The tibialis anterior muscle, distal colon, lumbar spinal cord, and brain were post-fixed in 10% neutral buffered formalin for 48 h and then switched to 70% ethanol until ready for embedding with paraffin. Paraffin embedded samples were cut into 6-8um sections on slides for staining. Tissue sections were deparaffinized, rehydrated and probed with the following antibodies: hSOD1 (SOD1 MS785, GTX57211), ChAT (ProteinTech, 20,747-1-AP), GFAP (ABclonal, A10873), Iba1 (Abcam, ab17886), Histochemistry was performed using antigen retrieval with citric acid buffer at 95C for 30 min and Vector ABC and NovaRed substrate system according to manufacturer instructions (Vector Laboratories). Please refer to the table for additional antibody information. Luxol Fast Blue (LFB) and eosin stain of the spinal cord were performed by the Dept. of Pathololgy at University of Louisville. Slides were scanned using an Aperio Slide Scanner (Leica Biosystems) with a 20X objective.

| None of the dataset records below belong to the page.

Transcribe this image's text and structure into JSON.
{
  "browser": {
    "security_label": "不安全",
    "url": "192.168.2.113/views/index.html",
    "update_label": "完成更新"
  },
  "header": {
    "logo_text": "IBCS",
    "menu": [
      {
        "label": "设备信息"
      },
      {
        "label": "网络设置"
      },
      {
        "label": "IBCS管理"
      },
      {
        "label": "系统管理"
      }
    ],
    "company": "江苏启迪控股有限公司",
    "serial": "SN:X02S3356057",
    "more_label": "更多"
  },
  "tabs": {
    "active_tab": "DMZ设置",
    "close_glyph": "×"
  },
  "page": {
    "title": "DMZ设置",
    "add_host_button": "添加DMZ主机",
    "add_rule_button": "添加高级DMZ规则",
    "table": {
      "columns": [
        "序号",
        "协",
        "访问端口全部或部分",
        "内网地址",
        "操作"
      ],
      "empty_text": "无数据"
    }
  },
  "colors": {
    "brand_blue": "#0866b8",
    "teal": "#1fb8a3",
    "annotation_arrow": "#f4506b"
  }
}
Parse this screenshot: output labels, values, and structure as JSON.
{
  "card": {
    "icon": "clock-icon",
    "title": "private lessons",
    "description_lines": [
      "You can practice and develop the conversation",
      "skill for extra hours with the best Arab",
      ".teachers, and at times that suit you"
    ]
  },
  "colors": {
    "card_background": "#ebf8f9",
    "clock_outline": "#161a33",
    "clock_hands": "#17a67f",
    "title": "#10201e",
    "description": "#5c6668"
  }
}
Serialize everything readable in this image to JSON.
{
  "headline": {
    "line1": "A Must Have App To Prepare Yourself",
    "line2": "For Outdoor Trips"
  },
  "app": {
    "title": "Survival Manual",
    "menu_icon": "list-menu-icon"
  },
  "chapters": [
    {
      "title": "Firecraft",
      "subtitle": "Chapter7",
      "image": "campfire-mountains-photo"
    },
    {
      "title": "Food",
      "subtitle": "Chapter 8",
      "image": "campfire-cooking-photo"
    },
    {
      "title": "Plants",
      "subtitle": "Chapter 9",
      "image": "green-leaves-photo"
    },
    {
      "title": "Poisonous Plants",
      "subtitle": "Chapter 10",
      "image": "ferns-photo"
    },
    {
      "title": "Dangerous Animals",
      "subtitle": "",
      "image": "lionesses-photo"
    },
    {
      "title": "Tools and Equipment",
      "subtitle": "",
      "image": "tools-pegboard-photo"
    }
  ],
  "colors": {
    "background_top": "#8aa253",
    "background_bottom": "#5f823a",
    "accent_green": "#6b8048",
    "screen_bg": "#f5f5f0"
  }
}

Images were quantified in ImageJ using optical density, mean gray value, or % area depending on context, described in figure legends.

Flow cytometry analyses

Flow cytometry analysis were performed every month (3 weeks onwards up to 7 months). Blood was collected (100–200 ul) using a small needle prick in the submandibular vein in EDTA collection tubes. 50ul whole blood was utilized for following steps: incubation with Fc block (10 min, ice) and then immunofluorescent antibodies (30 min, room temp, dark) for the following: CD3 (BD Biosciences 557,724), CD4 (Biolegend 100,406), CD8 (BD Biosciences 564,297), CD19 (BD Biosciences 562,291), NK cells (NK1.1 BD Biosciences 557,391), CD11b (BD Biosciences 563,402), Ly6G (BD Biosciences 561,236), Ly6C (BD Biosciences 560,596), CD11c (BD Biosciences 550,261). RBCs were lysed/fixed (Biolegend 422,401) and post-processing, samples were stored at 4C in dark for 3–4 days, until running on a BD multicolor LSR Fortessa. Data were analyzed using Flow Jo™ 10.5.3. Gating strategy has been provided in Supplementary Fig. 7.

Cytokine multiplex analysis

Cytokines in the plasma were probed using the cytokine 32-plex using a BioPlex 200 Mouse Cytokine Array (Eve Technologies). Blood samples were spun down in their respective EDTA tubes at 1000×G for 10 min and plasma was collected and stored at − 80 °C until ready to be shipped. 25 ul samples were diluted two-fold in PBS and shipped on dry ice.

Fecal metagenomics

Fecal pellets were collected and stored at − 80 °C and shipped on dry ice to CosmosID Metagenomics, Rockville, MD. DNA extraction, Illumina library preparation, sequencing at 3 million total reads (1 × 150 bp or 2 × 150) were performed at CosmosID. PCA plots, alpha and beta diversity PCoA were constructed utilizing the Cosmos ID Metagenomics App platform. Relative abundance analyses were performed by our in-house bioinformatician. Statistical tests: Wilcoxon rank sum tests for alpha-diversity, PERMANOVA tests for beta-diversity, Kruskal–Wallis tests for relative abundance comparisons.

Statistical analysis

Every figure legend and specific sections under Methods provide details on statistical tests performed. Graphs were prepared using GraphPad Prism Version 9.4.1 or Cosmos ID Metagenomics App platform (

Key resources

Following is a list of key resources and reagents (Table 1).

Table 1 Key Resources and Reagents.